Whenever a line carries the word "user", pull it out of the entries.

═══ RECORDS FOR THE EXERCISE ═══

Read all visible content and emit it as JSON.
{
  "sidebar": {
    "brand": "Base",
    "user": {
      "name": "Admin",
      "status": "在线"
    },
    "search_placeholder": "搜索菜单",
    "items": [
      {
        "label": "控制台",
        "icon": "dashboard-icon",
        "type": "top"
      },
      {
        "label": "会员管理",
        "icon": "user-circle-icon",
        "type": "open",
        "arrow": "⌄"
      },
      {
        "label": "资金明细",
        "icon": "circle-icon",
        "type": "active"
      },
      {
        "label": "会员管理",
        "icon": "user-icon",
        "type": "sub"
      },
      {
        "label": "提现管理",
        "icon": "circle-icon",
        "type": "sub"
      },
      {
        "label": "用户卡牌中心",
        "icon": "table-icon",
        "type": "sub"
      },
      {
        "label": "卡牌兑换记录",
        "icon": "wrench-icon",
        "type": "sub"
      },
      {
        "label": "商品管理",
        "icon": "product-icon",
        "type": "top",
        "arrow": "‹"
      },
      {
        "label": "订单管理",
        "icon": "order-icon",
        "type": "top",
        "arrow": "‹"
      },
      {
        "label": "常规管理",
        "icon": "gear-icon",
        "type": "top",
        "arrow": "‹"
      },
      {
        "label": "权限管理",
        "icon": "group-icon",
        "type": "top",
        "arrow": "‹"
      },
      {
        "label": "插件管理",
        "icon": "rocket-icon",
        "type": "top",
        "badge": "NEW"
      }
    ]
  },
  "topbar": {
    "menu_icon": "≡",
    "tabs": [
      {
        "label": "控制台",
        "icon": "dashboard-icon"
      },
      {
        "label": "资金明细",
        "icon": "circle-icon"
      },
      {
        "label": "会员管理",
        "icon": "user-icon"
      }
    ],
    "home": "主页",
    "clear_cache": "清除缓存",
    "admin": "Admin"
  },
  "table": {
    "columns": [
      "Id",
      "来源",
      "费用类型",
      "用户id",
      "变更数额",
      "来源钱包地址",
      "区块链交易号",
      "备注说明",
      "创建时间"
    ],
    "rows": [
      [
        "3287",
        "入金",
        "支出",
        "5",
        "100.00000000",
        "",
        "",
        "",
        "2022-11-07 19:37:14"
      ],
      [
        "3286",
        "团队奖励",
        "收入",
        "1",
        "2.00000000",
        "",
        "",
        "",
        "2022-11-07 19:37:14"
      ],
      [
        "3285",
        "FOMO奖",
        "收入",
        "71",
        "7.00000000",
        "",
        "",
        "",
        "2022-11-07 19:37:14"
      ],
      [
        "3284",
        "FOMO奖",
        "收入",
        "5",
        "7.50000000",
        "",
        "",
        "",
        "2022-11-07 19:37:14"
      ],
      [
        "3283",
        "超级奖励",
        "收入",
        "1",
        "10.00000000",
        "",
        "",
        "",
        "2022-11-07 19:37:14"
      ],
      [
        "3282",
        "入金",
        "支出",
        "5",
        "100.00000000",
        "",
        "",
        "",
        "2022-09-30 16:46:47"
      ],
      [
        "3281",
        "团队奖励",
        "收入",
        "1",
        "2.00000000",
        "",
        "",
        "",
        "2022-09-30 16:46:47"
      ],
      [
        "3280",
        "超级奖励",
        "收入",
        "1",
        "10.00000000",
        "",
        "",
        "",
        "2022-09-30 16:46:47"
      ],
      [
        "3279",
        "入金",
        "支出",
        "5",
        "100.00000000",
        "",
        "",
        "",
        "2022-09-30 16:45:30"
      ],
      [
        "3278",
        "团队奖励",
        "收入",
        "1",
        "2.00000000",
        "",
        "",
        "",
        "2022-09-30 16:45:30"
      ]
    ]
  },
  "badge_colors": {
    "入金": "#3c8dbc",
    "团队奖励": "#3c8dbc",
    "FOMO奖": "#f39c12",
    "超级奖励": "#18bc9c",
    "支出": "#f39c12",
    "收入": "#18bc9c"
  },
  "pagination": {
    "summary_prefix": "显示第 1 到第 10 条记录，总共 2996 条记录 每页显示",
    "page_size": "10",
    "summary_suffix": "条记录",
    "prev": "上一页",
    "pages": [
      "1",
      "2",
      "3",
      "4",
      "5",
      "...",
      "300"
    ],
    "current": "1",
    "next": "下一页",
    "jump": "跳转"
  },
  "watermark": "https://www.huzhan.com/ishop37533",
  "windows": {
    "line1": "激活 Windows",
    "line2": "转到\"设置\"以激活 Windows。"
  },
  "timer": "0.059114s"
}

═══

EXERCISE RESPONSE:
    "user": {
        "icon": "user-circle-icon",
        "icon": "user-icon",
        "icon": "user-icon"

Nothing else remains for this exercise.